I've received a couple of reviews, both of which mention the same thing, with regards to Panic. Now I should say up front, I don't believe in responding to reviews. Good, bad or meh. Once the book is out there, people should feel free to review and discuss it however they see fit, without fear that I'm gonna jump all over them. Hell, I'm grateful that anyone is bothered enough to read, let alone take the time to review. It's why I'm not active on sites like Goodreads or LibraryThing, and why I don't respond to Amazon reviews. Those are reader spaces as far as I'm concerned.
As it happens the reviews in question are both fine - balanced and intelligent and thought-provoking, so all I would do is thank those reviewers anyway, but I am bound by my own rules no matter what. Much like Batman, if Batman spent his days sitting at a computer smoking cigarettes and eating Doritos. Er...I digress. Note to self: comparing yourself to Batman can only end badly. Stop it.
Wait, does this constitute responding? Sigh. The life of a crime-fighting superhero is so confusing.
Anyway both reviews mention the same thing: the lack of a trigger warning for Panic.
At this point I must confess: this is the first time I've even encountered the phrase trigger warning (I had to look it up). Essentially, there are a couple of scenes in Panic that might upset readers. I know exactly which scenes the reviewers are talking about - though neither mention them specifically. I know because they were draining and uncomfortable scenes to write. I considered dropping them entirely, but in the end the scenes simply had to stay, for what they revealed about two major characters, and the way one of those characters in particular would evolve as the story goes on across the series.
So now I'm conflicted. I want to horrify and even disgust the reader. I'm writing horror here, and I don't want it to be watered down or sanitised. One of the central themes of Wildfire Chronicles is that civilization, once stripped away, will reveal some monstrous characteristics in certain people. I want the reader to be shocked by events - I figure that is pretty much the holy grail for horror writing.

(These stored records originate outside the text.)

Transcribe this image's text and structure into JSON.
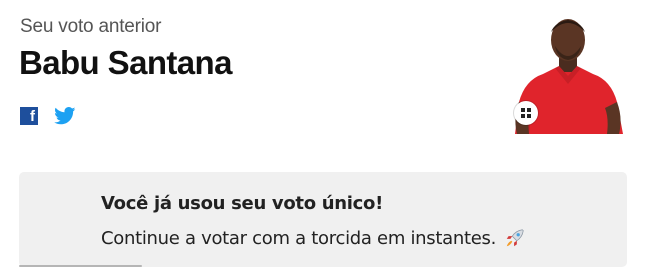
{
  "vote": {
    "previous_label": "Seu voto anterior",
    "candidate_name": "Babu Santana"
  },
  "share": {
    "facebook_icon": "facebook-icon",
    "facebook_glyph": "f",
    "twitter_icon": "twitter-icon"
  },
  "photo": {
    "shirt_color": "#e0242c",
    "expand_icon": "expand-icon"
  },
  "notice": {
    "title": "Você já usou seu voto único!",
    "message": "Continue a votar com a torcida em instantes.",
    "icon": "rocket-icon"
  },
  "colors": {
    "facebook": "#1e4f9c",
    "twitter": "#1da1f2",
    "notice_bg": "#f0f0f0"
  }
}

But I don't want to upset people. That to me seems very different altogether. It's food for thought, certainly, and I will contemplate adding a warning to my books very seriously.
Now I must go: the batphone is ringing.